_TASK DESCRIPTION_
Type every record exactly as it appears.

Stored records:
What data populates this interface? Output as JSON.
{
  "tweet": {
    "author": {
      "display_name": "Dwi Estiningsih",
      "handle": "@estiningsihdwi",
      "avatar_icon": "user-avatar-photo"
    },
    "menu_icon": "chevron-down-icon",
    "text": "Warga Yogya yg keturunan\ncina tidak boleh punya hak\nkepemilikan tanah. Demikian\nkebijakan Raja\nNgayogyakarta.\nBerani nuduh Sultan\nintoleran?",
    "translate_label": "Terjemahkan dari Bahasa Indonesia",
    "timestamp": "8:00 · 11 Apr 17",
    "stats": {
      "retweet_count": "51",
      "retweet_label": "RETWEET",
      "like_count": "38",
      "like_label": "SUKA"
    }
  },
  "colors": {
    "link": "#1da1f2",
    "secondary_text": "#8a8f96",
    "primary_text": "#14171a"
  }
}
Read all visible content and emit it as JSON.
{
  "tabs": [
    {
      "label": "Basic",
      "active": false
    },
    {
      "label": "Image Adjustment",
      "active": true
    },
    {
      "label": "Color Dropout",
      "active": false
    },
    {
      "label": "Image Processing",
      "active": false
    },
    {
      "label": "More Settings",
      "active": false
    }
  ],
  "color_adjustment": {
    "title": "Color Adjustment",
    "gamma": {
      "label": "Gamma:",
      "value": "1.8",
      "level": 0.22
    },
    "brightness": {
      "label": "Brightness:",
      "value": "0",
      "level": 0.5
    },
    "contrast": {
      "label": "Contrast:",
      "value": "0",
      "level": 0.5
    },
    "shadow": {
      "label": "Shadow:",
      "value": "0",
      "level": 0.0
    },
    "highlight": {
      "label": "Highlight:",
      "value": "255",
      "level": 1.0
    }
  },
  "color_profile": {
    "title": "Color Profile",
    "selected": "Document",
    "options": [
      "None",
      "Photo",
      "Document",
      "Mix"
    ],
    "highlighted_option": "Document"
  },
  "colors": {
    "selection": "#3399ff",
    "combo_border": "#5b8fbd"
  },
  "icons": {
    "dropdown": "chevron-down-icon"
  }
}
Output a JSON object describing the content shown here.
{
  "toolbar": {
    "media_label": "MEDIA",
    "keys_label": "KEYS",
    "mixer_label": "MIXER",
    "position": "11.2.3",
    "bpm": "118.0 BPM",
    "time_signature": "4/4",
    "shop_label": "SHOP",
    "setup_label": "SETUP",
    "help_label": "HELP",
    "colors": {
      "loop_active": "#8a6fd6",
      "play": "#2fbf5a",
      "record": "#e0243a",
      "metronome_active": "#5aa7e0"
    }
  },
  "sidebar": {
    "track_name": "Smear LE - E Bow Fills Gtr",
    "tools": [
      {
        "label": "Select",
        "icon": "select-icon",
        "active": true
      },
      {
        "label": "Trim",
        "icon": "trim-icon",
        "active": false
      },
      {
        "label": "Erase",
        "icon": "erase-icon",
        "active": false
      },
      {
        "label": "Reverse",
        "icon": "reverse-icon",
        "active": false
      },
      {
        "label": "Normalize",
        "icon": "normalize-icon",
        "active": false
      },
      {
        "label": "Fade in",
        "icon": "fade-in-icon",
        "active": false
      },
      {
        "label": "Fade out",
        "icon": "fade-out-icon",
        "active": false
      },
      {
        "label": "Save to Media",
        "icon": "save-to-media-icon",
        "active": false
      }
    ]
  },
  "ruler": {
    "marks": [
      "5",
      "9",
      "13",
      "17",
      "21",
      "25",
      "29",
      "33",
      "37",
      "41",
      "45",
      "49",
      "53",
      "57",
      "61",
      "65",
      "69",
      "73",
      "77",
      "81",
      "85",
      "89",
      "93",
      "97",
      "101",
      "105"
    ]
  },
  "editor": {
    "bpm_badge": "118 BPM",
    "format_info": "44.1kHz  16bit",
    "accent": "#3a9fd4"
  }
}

_PROBLEM SOLUTION_
What data populates this interface? Output as JSON.
{
  "tweet": {
    "author": {
      "display_name": "Dwi Estiningsih",
      "handle": "@estiningsihdwi",
      "avatar_icon": "user-avatar-photo"
    },
    "menu_icon": "chevron-down-icon",
    "text": "Warga Yogya yg keturunan\ncina tidak boleh punya hak\nkepemilikan tanah. Demikian\nkebijakan Raja\nNgayogyakarta.\nBerani nuduh Sultan\nintoleran?",
    "translate_label": "Terjemahkan dari Bahasa Indonesia",
    "timestamp": "8:00 · 11 Apr 17",
    "stats": {
      "retweet_count": "51",
      "retweet_label": "RETWEET",
      "like_count": "38",
      "like_label": "SUKA"
    }
  },
  "colors": {
    "link": "#1da1f2",
    "secondary_text": "#8a8f96",
    "primary_text": "#14171a"
  }
}
Read all visible content and emit it as JSON.
{
  "tabs": [
    {
      "label": "Basic",
      "active": false
    },
    {
      "label": "Image Adjustment",
      "active": true
    },
    {
      "label": "Color Dropout",
      "active": false
    },
    {
      "label": "Image Processing",
      "active": false
    },
    {
      "label": "More Settings",
      "active": false
    }
  ],
  "color_adjustment": {
    "title": "Color Adjustment",
    "gamma": {
      "label": "Gamma:",
      "value": "1.8",
      "level": 0.22
    },
    "brightness": {
      "label": "Brightness:",
      "value": "0",
      "level": 0.5
    },
    "contrast": {
      "label": "Contrast:",
      "value": "0",
      "level": 0.5
    },
    "shadow": {
      "label": "Shadow:",
      "value": "0",
      "level": 0.0
    },
    "highlight": {
      "label": "Highlight:",
      "value": "255",
      "level": 1.0
    }
  },
  "color_profile": {
    "title": "Color Profile",
    "selected": "Document",
    "options": [
      "None",
      "Photo",
      "Document",
      "Mix"
    ],
    "highlighted_option": "Document"
  },
  "colors": {
    "selection": "#3399ff",
    "combo_border": "#5b8fbd"
  },
  "icons": {
    "dropdown": "chevron-down-icon"
  }
}
Output a JSON object describing the content shown here.
{
  "toolbar": {
    "media_label": "MEDIA",
    "keys_label": "KEYS",
    "mixer_label": "MIXER",
    "position": "11.2.3",
    "bpm": "118.0 BPM",
    "time_signature": "4/4",
    "shop_label": "SHOP",
    "setup_label": "SETUP",
    "help_label": "HELP",
    "colors": {
      "loop_active": "#8a6fd6",
      "play": "#2fbf5a",
      "record": "#e0243a",
      "metronome_active": "#5aa7e0"
    }
  },
  "sidebar": {
    "track_name": "Smear LE - E Bow Fills Gtr",
    "tools": [
      {
        "label": "Select",
        "icon": "select-icon",
        "active": true
      },
      {
        "label": "Trim",
        "icon": "trim-icon",
        "active": false
      },
      {
        "label": "Erase",
        "icon": "erase-icon",
        "active": false
      },
      {
        "label": "Reverse",
        "icon": "reverse-icon",
        "active": false
      },
      {
        "label": "Normalize",
        "icon": "normalize-icon",
        "active": false
      },
      {
        "label": "Fade in",
        "icon": "fade-in-icon",
        "active": false
      },
      {
        "label": "Fade out",
        "icon": "fade-out-icon",
        "active": false
      },
      {
        "label": "Save to Media",
        "icon": "save-to-media-icon",
        "active": false
      }
    ]
  },
  "ruler": {
    "marks": [
      "5",
      "9",
      "13",
      "17",
      "21",
      "25",
      "29",
      "33",
      "37",
      "41",
      "45",
      "49",
      "53",
      "57",
      "61",
      "65",
      "69",
      "73",
      "77",
      "81",
      "85",
      "89",
      "93",
      "97",
      "101",
      "105"
    ]
  },
  "editor": {
    "bpm_badge": "118 BPM",
    "format_info": "44.1kHz  16bit",
    "accent": "#3a9fd4"
  }
}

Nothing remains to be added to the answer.